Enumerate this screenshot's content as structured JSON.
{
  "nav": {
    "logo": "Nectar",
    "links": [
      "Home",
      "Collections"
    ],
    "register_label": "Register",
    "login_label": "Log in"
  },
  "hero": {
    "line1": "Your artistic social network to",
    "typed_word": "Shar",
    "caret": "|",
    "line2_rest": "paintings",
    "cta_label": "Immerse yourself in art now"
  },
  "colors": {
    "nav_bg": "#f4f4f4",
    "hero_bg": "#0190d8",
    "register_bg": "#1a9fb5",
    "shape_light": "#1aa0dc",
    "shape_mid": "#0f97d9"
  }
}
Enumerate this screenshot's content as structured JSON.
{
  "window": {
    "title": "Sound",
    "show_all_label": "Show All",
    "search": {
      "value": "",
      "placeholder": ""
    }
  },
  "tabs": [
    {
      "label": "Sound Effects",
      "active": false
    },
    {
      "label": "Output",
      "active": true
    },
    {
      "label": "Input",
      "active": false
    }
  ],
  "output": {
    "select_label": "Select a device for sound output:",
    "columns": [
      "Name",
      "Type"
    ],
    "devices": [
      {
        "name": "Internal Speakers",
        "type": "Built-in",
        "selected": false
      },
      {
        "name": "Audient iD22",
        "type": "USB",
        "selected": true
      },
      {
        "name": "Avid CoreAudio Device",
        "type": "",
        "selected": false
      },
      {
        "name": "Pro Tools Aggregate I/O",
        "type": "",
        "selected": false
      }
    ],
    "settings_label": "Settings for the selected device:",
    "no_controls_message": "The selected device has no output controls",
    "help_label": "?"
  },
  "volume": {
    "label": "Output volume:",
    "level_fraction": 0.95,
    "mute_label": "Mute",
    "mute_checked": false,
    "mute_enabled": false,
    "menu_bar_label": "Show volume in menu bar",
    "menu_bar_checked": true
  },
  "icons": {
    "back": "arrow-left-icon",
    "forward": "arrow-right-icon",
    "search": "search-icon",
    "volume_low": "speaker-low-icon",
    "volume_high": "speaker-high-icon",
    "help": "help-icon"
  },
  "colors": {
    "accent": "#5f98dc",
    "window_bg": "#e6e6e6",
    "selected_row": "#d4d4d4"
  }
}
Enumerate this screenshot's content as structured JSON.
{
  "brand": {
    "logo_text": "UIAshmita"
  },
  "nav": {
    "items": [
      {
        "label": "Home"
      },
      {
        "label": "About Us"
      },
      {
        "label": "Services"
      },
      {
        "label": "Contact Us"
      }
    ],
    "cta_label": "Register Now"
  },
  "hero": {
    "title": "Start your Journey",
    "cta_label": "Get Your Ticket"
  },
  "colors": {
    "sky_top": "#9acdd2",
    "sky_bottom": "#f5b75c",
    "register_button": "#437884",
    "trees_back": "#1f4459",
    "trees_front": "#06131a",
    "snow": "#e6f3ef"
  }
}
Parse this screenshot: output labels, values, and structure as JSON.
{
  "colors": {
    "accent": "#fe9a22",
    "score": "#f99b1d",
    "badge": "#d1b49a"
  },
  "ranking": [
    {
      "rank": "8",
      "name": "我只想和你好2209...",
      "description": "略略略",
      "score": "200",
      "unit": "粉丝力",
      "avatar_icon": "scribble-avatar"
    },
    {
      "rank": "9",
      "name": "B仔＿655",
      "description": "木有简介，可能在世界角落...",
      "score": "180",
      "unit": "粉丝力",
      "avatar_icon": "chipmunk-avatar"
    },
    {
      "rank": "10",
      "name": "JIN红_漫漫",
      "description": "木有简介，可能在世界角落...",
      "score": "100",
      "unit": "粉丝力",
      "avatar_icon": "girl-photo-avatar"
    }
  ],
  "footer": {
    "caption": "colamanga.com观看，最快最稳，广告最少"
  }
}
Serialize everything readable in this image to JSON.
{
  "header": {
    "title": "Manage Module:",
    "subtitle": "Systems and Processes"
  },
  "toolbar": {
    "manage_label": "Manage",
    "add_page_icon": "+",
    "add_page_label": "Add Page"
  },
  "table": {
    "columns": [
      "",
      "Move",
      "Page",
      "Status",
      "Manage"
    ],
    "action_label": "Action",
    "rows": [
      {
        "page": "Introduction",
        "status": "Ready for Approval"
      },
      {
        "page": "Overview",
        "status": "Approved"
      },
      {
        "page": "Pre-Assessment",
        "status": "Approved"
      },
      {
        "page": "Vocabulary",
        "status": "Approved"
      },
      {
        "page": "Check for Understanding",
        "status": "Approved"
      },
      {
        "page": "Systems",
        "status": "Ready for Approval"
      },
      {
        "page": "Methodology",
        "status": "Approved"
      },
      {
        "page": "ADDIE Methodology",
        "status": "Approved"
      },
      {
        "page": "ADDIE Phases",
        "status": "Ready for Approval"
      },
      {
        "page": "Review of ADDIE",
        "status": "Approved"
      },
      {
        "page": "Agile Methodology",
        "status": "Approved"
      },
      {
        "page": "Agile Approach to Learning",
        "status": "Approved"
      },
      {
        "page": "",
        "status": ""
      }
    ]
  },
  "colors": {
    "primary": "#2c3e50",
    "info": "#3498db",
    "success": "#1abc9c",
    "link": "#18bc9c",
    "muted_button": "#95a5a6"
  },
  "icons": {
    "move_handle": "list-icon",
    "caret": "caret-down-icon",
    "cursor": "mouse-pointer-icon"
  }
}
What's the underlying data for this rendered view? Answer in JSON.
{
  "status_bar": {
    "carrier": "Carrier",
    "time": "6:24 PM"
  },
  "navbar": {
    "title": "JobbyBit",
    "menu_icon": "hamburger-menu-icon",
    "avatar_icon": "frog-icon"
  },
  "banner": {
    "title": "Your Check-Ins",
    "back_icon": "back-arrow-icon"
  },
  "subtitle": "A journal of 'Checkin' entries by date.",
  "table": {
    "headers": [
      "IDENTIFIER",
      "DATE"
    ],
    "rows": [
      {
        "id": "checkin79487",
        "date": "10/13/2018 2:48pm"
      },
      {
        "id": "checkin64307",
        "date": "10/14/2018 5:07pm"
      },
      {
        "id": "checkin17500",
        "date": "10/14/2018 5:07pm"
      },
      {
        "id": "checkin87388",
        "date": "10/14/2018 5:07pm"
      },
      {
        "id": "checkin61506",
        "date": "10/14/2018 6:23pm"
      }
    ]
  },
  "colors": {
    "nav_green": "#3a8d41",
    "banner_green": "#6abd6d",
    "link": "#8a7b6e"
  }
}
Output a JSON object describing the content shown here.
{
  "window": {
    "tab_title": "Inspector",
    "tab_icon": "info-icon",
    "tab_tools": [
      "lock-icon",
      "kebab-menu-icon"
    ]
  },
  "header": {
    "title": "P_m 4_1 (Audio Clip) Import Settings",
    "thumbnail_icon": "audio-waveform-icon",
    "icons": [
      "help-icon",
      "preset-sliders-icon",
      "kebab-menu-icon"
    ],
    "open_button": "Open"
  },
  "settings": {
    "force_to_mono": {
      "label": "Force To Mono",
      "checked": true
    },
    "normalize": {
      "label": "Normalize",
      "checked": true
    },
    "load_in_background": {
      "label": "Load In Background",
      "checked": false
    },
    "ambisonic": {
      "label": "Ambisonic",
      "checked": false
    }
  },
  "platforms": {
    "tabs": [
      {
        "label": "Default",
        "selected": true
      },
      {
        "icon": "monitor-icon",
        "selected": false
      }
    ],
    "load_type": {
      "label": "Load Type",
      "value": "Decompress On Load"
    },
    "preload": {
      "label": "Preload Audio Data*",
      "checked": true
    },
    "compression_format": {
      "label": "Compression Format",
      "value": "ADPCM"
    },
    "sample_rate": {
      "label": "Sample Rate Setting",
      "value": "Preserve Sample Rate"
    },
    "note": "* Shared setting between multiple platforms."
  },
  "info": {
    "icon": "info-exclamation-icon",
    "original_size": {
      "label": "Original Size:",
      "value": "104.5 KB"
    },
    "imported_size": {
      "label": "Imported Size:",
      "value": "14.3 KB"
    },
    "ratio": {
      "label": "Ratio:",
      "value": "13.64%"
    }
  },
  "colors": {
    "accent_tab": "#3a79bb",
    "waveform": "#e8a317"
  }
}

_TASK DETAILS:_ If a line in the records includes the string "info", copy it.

_TASK ANSWER:_
    "info": "#3498db",
    "tab_icon": "info-icon",
  "info": {
    "icon": "info-exclamation-icon",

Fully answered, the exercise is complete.